*Required work*: Copy each line containing the word "Input" from the records that follow, please.

[Web page and app entries]
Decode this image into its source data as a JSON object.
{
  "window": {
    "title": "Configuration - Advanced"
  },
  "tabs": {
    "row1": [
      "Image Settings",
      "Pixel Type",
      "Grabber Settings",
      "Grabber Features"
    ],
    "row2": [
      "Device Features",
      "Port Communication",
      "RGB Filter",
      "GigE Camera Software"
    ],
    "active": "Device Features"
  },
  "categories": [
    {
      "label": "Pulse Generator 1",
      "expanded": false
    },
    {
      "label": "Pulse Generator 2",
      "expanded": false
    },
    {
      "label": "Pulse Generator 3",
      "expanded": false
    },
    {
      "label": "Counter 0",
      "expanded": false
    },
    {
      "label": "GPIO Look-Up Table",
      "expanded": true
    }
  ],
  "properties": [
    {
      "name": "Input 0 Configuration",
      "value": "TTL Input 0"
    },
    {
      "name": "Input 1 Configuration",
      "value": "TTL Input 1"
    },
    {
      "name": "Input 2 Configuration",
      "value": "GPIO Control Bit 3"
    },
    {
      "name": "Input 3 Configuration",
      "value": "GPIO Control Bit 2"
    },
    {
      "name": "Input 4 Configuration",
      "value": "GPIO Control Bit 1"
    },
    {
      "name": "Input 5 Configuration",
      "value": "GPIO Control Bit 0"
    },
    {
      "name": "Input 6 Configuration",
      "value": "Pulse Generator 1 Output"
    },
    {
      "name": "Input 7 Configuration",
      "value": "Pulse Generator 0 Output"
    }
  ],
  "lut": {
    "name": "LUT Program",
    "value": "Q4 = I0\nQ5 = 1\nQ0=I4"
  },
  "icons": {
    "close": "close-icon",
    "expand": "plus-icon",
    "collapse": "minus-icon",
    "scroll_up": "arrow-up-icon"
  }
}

*Response to this task*:
      "name": "Input 0 Configuration",
      "value": "TTL Input 0"
      "name": "Input 1 Configuration",
      "value": "TTL Input 1"
      "name": "Input 2 Configuration",
      "name": "Input 3 Configuration",
      "name": "Input 4 Configuration",
      "name": "Input 5 Configuration",
      "name": "Input 6 Configuration",
      "name": "Input 7 Configuration",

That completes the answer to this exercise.